- Early modern history:
- III. Reformation and Renaissance. Confessional cultures
- IV. Post-Tridentine art and culture in the Composite monarchy: Spanish and Italian influences. Rudolf II. Italian communities in towns
- V. The Baroque: Italian, French, Spanish and other influences in art and literature. The cultures of piety. Central Europe as a place of intersection, transition and translation
- Modern and contemporary history:
- I. Austria after 1848: An Empire without an Austria nation, but birthplace of nations and national cultures. Explained on the text of F. Palacký (The idea of the Austria state)
- II. After 1918: The New Central Europe of national states. Explained on T. G. Masaryk as a democrat, statesman and philosopher between Czech, German, English and American thinking
- III. Czech „national and social revolution“ afterWWII. The culture and art in the shadow of ethnic cleansing and expropriation
- IV. Feminism and the gender cultures after 1950
- V. A „socialist“ new Man, a „socialist“ artist
- recommended literature
- Nora Berend, Przemyslaw Urbańczyk and Przemyslaw Wiszewski, Central Europe in the High Middle Ages. Bohemia, Hungary and Poland c. 900-c.1300, Cambridge 2013.
- Art in the Czech Lands 800–2000, eds. Taťána Petrasová and Rostislav Švácha, Řevnice 2017.
- Robert Bartlett, The Making of Europe. Conquest, Colonization and Cultural Change 950–1350, London 1993.
- Thomas DaCosta Kaufmann, Court, cloister, and city: the art and culture of Central Europe, 1450–1800, Chicago 1995.
- FOLETTI, Ivan and Adrien PALLADINO. Inventing Medieval Czechoslovakia 1918–1968. Between Slavs, Germans, and Totalitarian Regimes. 1. vyd. Brno; Rome: Masaryk University Press; Viella, 2019. 197 pp. Parva Convivia, sv. č. 6. ISBN 978-80-210-9478-9. info

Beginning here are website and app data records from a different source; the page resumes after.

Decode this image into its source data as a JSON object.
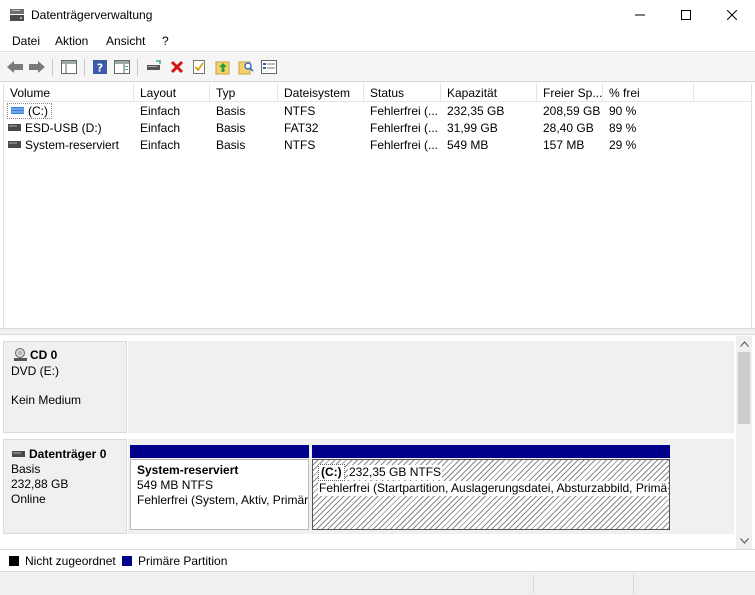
{
  "window": {
    "title": "Datenträgerverwaltung"
  },
  "menu": [
    "Datei",
    "Aktion",
    "Ansicht",
    "?"
  ],
  "toolbar": {
    "icons": [
      "back-arrow-icon",
      "forward-arrow-icon",
      "console-tree-icon",
      "help-icon",
      "action-pane-icon",
      "connect-drive-icon",
      "delete-icon",
      "properties-icon",
      "folder-up-icon",
      "find-icon",
      "list-view-icon"
    ]
  },
  "volume_table": {
    "columns": [
      "Volume",
      "Layout",
      "Typ",
      "Dateisystem",
      "Status",
      "Kapazität",
      "Freier Sp...",
      "% frei"
    ],
    "rows": [
      {
        "volume": "(C:)",
        "layout": "Einfach",
        "typ": "Basis",
        "dateisystem": "NTFS",
        "status": "Fehlerfrei (...",
        "kapazitaet": "232,35 GB",
        "frei": "208,59 GB",
        "prozent": "90 %",
        "icon": "striped-volume-icon"
      },
      {
        "volume": "ESD-USB (D:)",
        "layout": "Einfach",
        "typ": "Basis",
        "dateisystem": "FAT32",
        "status": "Fehlerfrei (...",
        "kapazitaet": "31,99 GB",
        "frei": "28,40 GB",
        "prozent": "89 %",
        "icon": "volume-icon"
      },
      {
        "volume": "System-reserviert",
        "layout": "Einfach",
        "typ": "Basis",
        "dateisystem": "NTFS",
        "status": "Fehlerfrei (...",
        "kapazitaet": "549 MB",
        "frei": "157 MB",
        "prozent": "29 %",
        "icon": "volume-icon"
      }
    ]
  },
  "disks": {
    "cd0": {
      "name": "CD 0",
      "drive": "DVD (E:)",
      "medium": "Kein Medium"
    },
    "disk0": {
      "name": "Datenträger 0",
      "type": "Basis",
      "size": "232,88 GB",
      "state": "Online",
      "partitions": [
        {
          "name": "System-reserviert",
          "size": "549 MB NTFS",
          "status": "Fehlerfrei (System, Aktiv, Primär"
        },
        {
          "name": "(C:)",
          "size": "232,35 GB NTFS",
          "status": "Fehlerfrei (Startpartition, Auslagerungsdatei, Absturzabbild, Primä"
        }
      ]
    }
  },
  "legend": [
    {
      "label": "Nicht zugeordnet",
      "color": "#000000"
    },
    {
      "label": "Primäre Partition",
      "color": "#00008b"
    }
  ],
  "colors": {
    "primary_partition": "#00008b",
    "selection": "#cce8ff"
  }
}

- Art beyond borders : artistic exchange in communist Europe (1945-1989). Edited by Jerôme Bazin - Pascal Dubourg Glatigny - Piotr Piotrowski. Budapest: Central European University Press, 2016. xii, 494. ISBN 9789633860830. info
- A companion to Renaissance and Baroque art. Edited by Babette Bohn - James M. Saslow. Chichester, U.K.: Wiley-Blackwell, 2013. xvi, 630 p. ISBN 9781118391501. info
- The glory of the baroque in Bohemia : essays on art, culture and society in the 17th and 18th centuries. Edited by Vít Vlnas. In Prague: National Gallery, 2001. 355 s. ISBN 8070352655. info
- Teaching methods
- Lectures with a subsequent discussion led by two specialists – a historian and an art historian – who will examine the specific topic from the perspective of their own discipline.
- Assessment methods
- Essay, discussion
- Language of instruction
- Enrolment Statistics (recent)
- Permalink: https://is.muni.cz/course/phil/autumn2020/HIDUen01